4  1 22 9 4 = D a v i d


  • Tip #3: Use Literacy and L1 Support. If available and possible, SLIFE ELs should be enrolled in an L1 class and in a literacy class in addition to their ESOL newcomer class in their first year. Being enrolled in three literacy classes could be difference of whether or not SLIFE ELs succeed. When enrolled in the literacy, ESOL newcomer, and L1 class, it is important for these three teachers to coordinate instruction that is supported in all three classes. More important, the L1 teacher needs to guide the literacy and ESOL newcomer educators on the best teaching approaches and steps to follow when educating their student. For example, last year, I was teaching three SLIFE ELs who spoke Spanish as L1. I was their literacy and ESOL newcomer and I coordinated with their Spanish teacher for the two of us to teach the same content to them in the same classes.
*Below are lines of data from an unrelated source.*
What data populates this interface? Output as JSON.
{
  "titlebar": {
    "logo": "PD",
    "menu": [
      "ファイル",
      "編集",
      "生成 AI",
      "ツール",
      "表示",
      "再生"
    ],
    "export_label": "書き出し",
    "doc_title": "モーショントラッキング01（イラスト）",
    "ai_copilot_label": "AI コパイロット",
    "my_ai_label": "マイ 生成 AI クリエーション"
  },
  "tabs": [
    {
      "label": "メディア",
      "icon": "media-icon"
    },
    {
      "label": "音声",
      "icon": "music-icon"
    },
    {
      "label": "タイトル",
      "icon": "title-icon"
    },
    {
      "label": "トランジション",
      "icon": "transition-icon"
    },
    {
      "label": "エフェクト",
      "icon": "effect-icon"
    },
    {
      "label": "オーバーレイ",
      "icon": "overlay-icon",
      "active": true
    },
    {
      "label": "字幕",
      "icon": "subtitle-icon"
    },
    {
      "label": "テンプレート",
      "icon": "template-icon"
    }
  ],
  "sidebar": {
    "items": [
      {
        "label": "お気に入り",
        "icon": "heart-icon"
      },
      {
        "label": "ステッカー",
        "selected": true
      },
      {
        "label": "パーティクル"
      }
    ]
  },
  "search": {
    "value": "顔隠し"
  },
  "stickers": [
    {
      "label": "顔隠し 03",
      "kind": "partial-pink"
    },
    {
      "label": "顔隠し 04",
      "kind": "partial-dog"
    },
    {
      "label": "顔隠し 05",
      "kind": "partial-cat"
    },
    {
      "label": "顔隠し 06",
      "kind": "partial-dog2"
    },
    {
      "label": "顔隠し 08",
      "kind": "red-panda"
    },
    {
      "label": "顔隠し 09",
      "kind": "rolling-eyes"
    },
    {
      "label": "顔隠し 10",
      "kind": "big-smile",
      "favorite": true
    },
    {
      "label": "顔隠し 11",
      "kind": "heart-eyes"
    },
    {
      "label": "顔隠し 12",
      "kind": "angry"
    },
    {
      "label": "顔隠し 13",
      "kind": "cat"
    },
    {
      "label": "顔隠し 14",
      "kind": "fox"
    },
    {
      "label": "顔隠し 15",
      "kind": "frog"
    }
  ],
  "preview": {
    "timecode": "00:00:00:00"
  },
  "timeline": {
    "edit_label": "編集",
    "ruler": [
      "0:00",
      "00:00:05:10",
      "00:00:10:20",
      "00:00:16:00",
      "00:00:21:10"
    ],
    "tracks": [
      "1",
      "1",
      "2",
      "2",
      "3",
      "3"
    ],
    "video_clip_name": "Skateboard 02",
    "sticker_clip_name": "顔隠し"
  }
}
We started with reading and writing the alphabet in English (in my literacy and ESOL newcomer class) and in Spanish (in their Spanish class). After five instructional days, we progressed to teaching how to write their names, their native countries, and write basic sentences in English and Spanish:

    My name is Mario and I am from Guatemala.
    Mi nombre es Mario y soy de Guatemala.


          The article Pentón Herrera (2018) was the result of this year-long collaboration.

  • Tip #4: Do not rush. One of the most important things to remember when teaching SLIFE ELs is to not rush through the information. When you are teaching SLIFE ELs, you are building their academic foundation from the ground up. For this reason, it is important that ELs feel comfortable with the information they are learning before they move up to another topic. Similarly, because they are also learning how to learn (metacognition) and process information, jumping from one topic to the other abruptly might trigger frustration and demotivation as they do not know how to manage these sudden changes yet. Something I have learned when teaching SLIFE ELs is to be realistic, which might not align with what is proposed in the curriculum. I expect my students to progress academically, but I cannot expect them to arrive to 9th grade with no prior schooling and, in one academic year, be up-to-par with their literate EL counterparts. Take your time and remember that any progress is progress; slow but steady is always better than fast and shaky.


Custodio, B. & O’Loughlin, J.B. (2017). Students with interrupted formal education: Bridging where they are and what they need. Thousand Oaks, CA: Corwin.

Pentón Herrera, L. J. (2018). La alfabetización de adolescentes hispanos con educación formal limitada o interrumpida en Estados Unidos: Un exordio. Glosas, 9(4). pp. 37-49.